The Titans coaches have come right out and said that Henry and Lewis will split the workload. Of course, there will be LeGarrette Blount-like positive game scripts that call for Tennessee’s offense to pound it in between the tackles and control the clock. But are those game scripts enough incentive to justify Henry’s current PPR ADP as the RB17, ahead of more complete backs like Derrius Guice, Jay Ajayi, Kenyan Drake, or even Alex Collins? Heck, Lewis is being drafted almost a full two rounds later than Henry.
Buffalo’s fantasy wasteland
Much like defensive coordinators around the league, fantasy owners won’t be too preoccupied with any member of the Bills’ offense outside of LeSean McCoy. They never really replaced former downfield threat Sammy Watkins, nor do they have a matchup problem in the slot like Jordan Matthews. No more Tyrod Taylor to keep the chains moving as a dual-threat. Unless rookie Josh Allen beats out AJ McCarron for the starting job (which is by no means out of the question), there’s simply not much intrigue here for a team that finished fourth in rushing attempts in 2017.
McCarron has three career starts – all in 2015 – and will operate behind a rebuilt O-line. Zay Jones made more headlines for being naked and bloody one night during the offseason than anything he did on the field as a rookie. Kelvin Benjamin was on pace for 100-plus targets and nearly 1,000 yards with Carolina before his midseason trade to Buffalo, where he averaged 36 yards in six games. If anything, his current ADP as the WR48 offers some late-round value as a bye week fill-in, but little beyond that.

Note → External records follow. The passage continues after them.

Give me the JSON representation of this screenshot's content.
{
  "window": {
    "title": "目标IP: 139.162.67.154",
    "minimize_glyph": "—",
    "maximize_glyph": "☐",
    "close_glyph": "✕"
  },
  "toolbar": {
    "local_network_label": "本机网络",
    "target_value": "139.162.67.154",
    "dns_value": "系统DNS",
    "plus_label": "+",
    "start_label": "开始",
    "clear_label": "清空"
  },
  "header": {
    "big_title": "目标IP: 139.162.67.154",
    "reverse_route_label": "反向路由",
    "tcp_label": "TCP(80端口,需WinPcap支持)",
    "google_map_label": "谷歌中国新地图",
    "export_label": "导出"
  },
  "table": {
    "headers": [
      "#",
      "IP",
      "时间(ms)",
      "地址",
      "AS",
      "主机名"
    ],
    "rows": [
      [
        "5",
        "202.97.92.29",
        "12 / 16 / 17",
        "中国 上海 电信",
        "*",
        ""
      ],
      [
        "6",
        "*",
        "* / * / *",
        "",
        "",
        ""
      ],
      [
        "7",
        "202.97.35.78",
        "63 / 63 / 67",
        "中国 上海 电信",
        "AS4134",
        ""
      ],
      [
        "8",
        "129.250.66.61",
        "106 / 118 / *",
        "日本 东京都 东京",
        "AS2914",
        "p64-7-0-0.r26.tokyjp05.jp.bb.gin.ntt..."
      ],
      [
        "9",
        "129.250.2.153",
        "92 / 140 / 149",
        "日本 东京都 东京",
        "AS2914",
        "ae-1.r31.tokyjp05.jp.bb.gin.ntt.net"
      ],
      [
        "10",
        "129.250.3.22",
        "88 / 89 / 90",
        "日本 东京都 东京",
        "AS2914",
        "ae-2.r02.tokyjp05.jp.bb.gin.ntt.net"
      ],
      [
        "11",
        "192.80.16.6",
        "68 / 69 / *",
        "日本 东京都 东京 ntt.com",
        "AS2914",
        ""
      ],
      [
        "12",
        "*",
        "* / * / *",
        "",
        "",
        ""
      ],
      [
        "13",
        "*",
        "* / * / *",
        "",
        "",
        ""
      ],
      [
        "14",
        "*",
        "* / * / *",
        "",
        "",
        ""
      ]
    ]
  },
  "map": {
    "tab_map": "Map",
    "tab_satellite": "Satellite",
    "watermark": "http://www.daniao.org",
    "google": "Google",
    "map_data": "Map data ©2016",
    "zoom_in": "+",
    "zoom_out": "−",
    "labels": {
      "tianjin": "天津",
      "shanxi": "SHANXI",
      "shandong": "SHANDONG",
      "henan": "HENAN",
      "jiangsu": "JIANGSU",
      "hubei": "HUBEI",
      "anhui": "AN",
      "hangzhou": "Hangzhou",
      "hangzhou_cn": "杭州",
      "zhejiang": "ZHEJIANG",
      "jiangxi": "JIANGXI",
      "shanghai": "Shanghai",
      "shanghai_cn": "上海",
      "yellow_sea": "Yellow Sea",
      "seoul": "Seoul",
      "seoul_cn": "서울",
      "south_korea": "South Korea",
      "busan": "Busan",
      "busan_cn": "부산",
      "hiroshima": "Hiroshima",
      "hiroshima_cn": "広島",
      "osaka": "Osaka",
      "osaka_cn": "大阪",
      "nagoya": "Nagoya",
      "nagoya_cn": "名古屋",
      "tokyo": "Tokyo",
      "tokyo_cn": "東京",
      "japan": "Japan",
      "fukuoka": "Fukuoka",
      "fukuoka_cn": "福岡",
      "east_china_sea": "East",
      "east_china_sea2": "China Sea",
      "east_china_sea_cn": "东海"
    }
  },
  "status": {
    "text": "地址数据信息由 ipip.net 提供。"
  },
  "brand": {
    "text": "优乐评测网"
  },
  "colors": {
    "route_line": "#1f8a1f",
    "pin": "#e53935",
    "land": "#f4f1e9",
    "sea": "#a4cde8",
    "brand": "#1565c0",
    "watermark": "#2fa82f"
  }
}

Is Jimmy Graham’s stock truly upgraded in Green Bay?
Aaron Rodgers has been saying all the right things about new teammate Graham. And Rodgers is certainly in the market for a new BFF after Jordy Nelson was unceremoniously shown the door. While Graham’s addition no doubt helps Rodgers, I’m not sold that it actually helps Graham. Yes, he was criminally underused in Seattle, averaging less than six targets per game over his three-year stint.
However, it is also going to be tough for Graham to repeat his league-high 27 red-zone targets now in Green Bay, where there has not been a top-five fantasy tight end since Jermichael Finley in 2011. Then, there is the matter of Graham’s 54.1 PFF grade, easily the worst of his career. And while the 10 TDs are encouraging, his 520 yards were far and away the fewest of any full season in his career. Whether that was attributed mostly to Seattle’s offense as a whole, to Graham’s age-31 abilities, or perhaps even to his 2015 knee injury, is debatable. At the moment, it costs a fifth-round pick in 12-team drafts to find out.
Tyreek Hill no longer trustworthy as a WR1
In 2017, Hill ranked seventh among all wideouts with 0.46 fantasy points per opportunity. In 2016, Hill’s average of 0.71 PPO not only led all wideouts, it was the top mark of any rookie receiver in the past decade. Over the course of his first two seasons, Hill has been historically efficient, finishing in the top-six in yards per route run both years. He’s also benefited from the type of usage that will be tough to come by now that he’ll be sharing those opportunities with Sammy Watkins.
Hill was targeted on 20.2 percent of his snaps in route in 2017, the sixth-highest rate among qualified WRs. As a rookie in 2016, his 31.2-percent target rate ranked fifth. Regardless of Watkins’ injury history, there’s no denying he’ll be the most skilled WR to have shared the field with Hill in Kansas City. Also of note, Watkins did not drop a single one of his 39 catchable targets this past season. After lining up almost exclusively as the X receiver, or split end, Watkins has been lining up all over the place in Andy Reid’s West Coast offense. All things considered, Hill is looking more like a fantasy WR2 who is currently being drafted as a back-end WR1.